In the PL statement, an impairment loss of 350 million will be charged as an extra-operating expense.
How to perform an impairment test for goodwill?
- Start impair testing early. Goodwill can be tested earlier at the beginning. If any impairment indicator arises between the testing date and balance sheet date, the impairment assessment should be updated.
- Comply with the disclosure requirements such as
- Key assumptions on which management bases its cash flow projections
- The period over which cash flows have been projected
- The growth rate used to extrapolate cash flow projections beyond the period covered by budgets.
- Allocate goodwill to the appropriate Cash generating units: Goodwill doesn’t generate cash flow independently, so the recoverable value can’t be independently measured. So, goodwill acquired in the acquisition is allocated from the acquisition date to each of the Cash generating units that are expected to take advantage of the synergy.
- Make sure that the cash flows are consistent with the assets being tested. They must match with each other.
- Reconcile the final result by comparing it with the external market data and check whether the economic assumptions made earlier still make sense.
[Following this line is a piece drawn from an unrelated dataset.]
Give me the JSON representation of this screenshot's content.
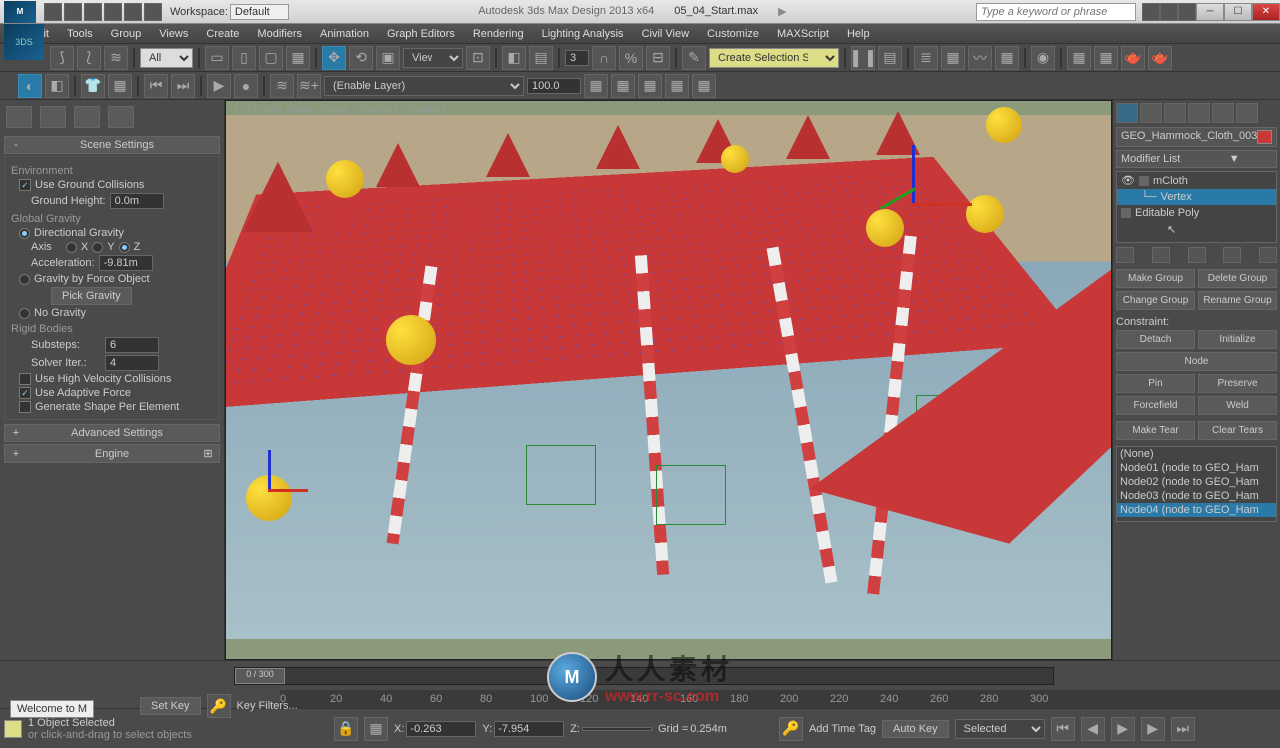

- Pay attention to market capitalization. If the market capitalization is lower than the value in use, then the assumptions made about the market environment can be challenged.
- Cash flows used in the impairment calculations should be reasonable: Forecasts made in the previous months need to be rechecked and reassessed. Forecasts should be made on the latest management budgets. Greater weightage should be given to evidence sourced from outside.
- Value in use should comply with the standard.